The records should be repeated word for word, pictures excluded.

START Data shown

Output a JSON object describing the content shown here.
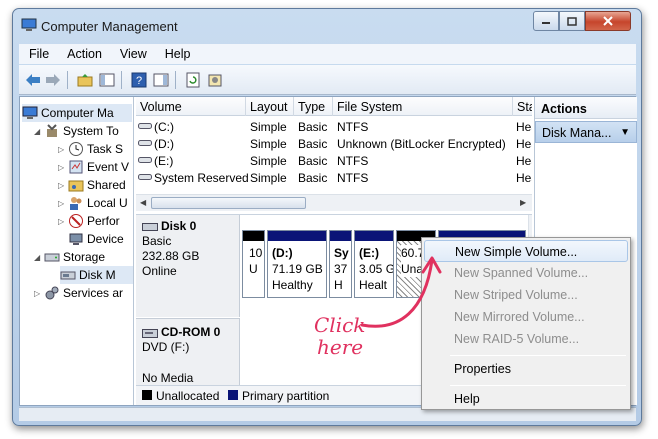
{
  "window": {
    "title": "Computer Management"
  },
  "menu": [
    "File",
    "Action",
    "View",
    "Help"
  ],
  "tree": {
    "root": "Computer Ma",
    "system_tools": "System To",
    "task_scheduler": "Task S",
    "event_viewer": "Event V",
    "shared_folders": "Shared",
    "local_users": "Local U",
    "performance": "Perfor",
    "device_manager": "Device",
    "storage": "Storage",
    "disk_management": "Disk M",
    "services": "Services ar"
  },
  "volume_list": {
    "headers": [
      "Volume",
      "Layout",
      "Type",
      "File System",
      "Stat"
    ],
    "rows": [
      {
        "volume": "(C:)",
        "layout": "Simple",
        "type": "Basic",
        "fs": "NTFS",
        "status": "Hea"
      },
      {
        "volume": "(D:)",
        "layout": "Simple",
        "type": "Basic",
        "fs": "Unknown (BitLocker Encrypted)",
        "status": "Hea"
      },
      {
        "volume": "(E:)",
        "layout": "Simple",
        "type": "Basic",
        "fs": "NTFS",
        "status": "Hea"
      },
      {
        "volume": "System Reserved",
        "layout": "Simple",
        "type": "Basic",
        "fs": "NTFS",
        "status": "Hea"
      }
    ]
  },
  "disk0": {
    "name": "Disk 0",
    "type": "Basic",
    "size": "232.88 GB",
    "status": "Online",
    "partitions": [
      {
        "line1": "10",
        "line2": "U"
      },
      {
        "line1": "(D:)",
        "line2": "71.19 GB",
        "line3": "Healthy"
      },
      {
        "line1": "Sy",
        "line2": "37",
        "line3": "H"
      },
      {
        "line1": "(E:)",
        "line2": "3.05 G",
        "line3": "Healt"
      },
      {
        "line1": "60.79",
        "line2": "Unall"
      }
    ]
  },
  "cdrom": {
    "name": "CD-ROM 0",
    "drive": "DVD (F:)",
    "media": "No Media"
  },
  "legend": {
    "unallocated": "Unallocated",
    "primary": "Primary partition"
  },
  "actions": {
    "header": "Actions",
    "sub": "Disk Mana..."
  },
  "context_menu": {
    "new_simple": "New Simple Volume...",
    "new_spanned": "New Spanned Volume...",
    "new_striped": "New Striped Volume...",
    "new_mirrored": "New Mirrored Volume...",
    "new_raid5": "New RAID-5 Volume...",
    "properties": "Properties",
    "help": "Help"
  },
  "annotation": {
    "line1": "Click",
    "line2": "here"
  },
  "colors": {
    "primary_partition": "#0a1477",
    "unallocated": "#000000",
    "annotation": "#e0315f"
  }
}
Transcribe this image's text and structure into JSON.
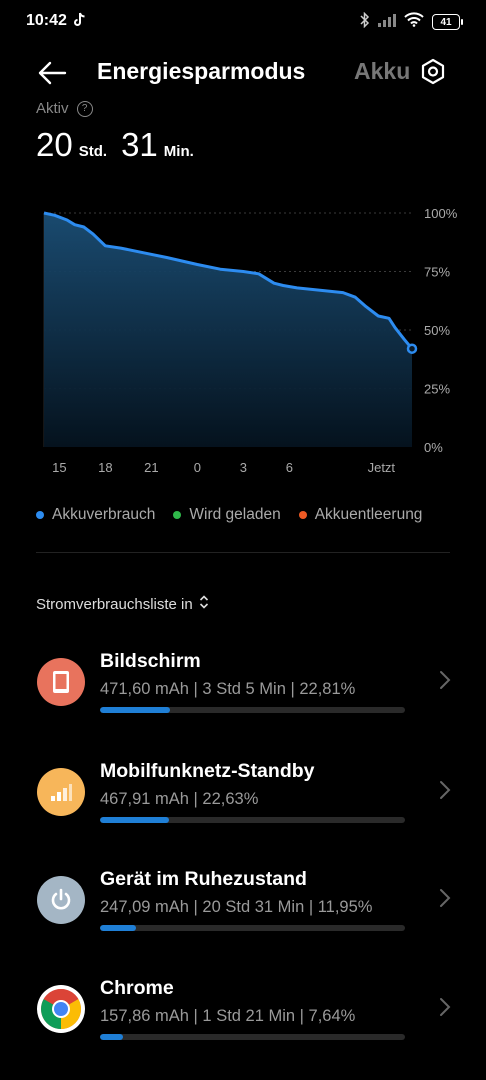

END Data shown

Answer to the problem =
Output a JSON object describing the content shown here.
{
  "window": {
    "title": "Computer Management"
  },
  "menu": [
    "File",
    "Action",
    "View",
    "Help"
  ],
  "tree": {
    "root": "Computer Ma",
    "system_tools": "System To",
    "task_scheduler": "Task S",
    "event_viewer": "Event V",
    "shared_folders": "Shared",
    "local_users": "Local U",
    "performance": "Perfor",
    "device_manager": "Device",
    "storage": "Storage",
    "disk_management": "Disk M",
    "services": "Services ar"
  },
  "volume_list": {
    "headers": [
      "Volume",
      "Layout",
      "Type",
      "File System",
      "Stat"
    ],
    "rows": [
      {
        "volume": "(C:)",
        "layout": "Simple",
        "type": "Basic",
        "fs": "NTFS",
        "status": "Hea"
      },
      {
        "volume": "(D:)",
        "layout": "Simple",
        "type": "Basic",
        "fs": "Unknown (BitLocker Encrypted)",
        "status": "Hea"
      },
      {
        "volume": "(E:)",
        "layout": "Simple",
        "type": "Basic",
        "fs": "NTFS",
        "status": "Hea"
      },
      {
        "volume": "System Reserved",
        "layout": "Simple",
        "type": "Basic",
        "fs": "NTFS",
        "status": "Hea"
      }
    ]
  },
  "disk0": {
    "name": "Disk 0",
    "type": "Basic",
    "size": "232.88 GB",
    "status": "Online",
    "partitions": [
      {
        "line1": "10",
        "line2": "U"
      },
      {
        "line1": "(D:)",
        "line2": "71.19 GB",
        "line3": "Healthy"
      },
      {
        "line1": "Sy",
        "line2": "37",
        "line3": "H"
      },
      {
        "line1": "(E:)",
        "line2": "3.05 G",
        "line3": "Healt"
      },
      {
        "line1": "60.79",
        "line2": "Unall"
      }
    ]
  },
  "cdrom": {
    "name": "CD-ROM 0",
    "drive": "DVD (F:)",
    "media": "No Media"
  },
  "legend": {
    "unallocated": "Unallocated",
    "primary": "Primary partition"
  },
  "actions": {
    "header": "Actions",
    "sub": "Disk Mana..."
  },
  "context_menu": {
    "new_simple": "New Simple Volume...",
    "new_spanned": "New Spanned Volume...",
    "new_striped": "New Striped Volume...",
    "new_mirrored": "New Mirrored Volume...",
    "new_raid5": "New RAID-5 Volume...",
    "properties": "Properties",
    "help": "Help"
  },
  "annotation": {
    "line1": "Click",
    "line2": "here"
  },
  "colors": {
    "primary_partition": "#0a1477",
    "unallocated": "#000000",
    "annotation": "#e0315f"
  }
}
Transcribe this image's text and structure into JSON.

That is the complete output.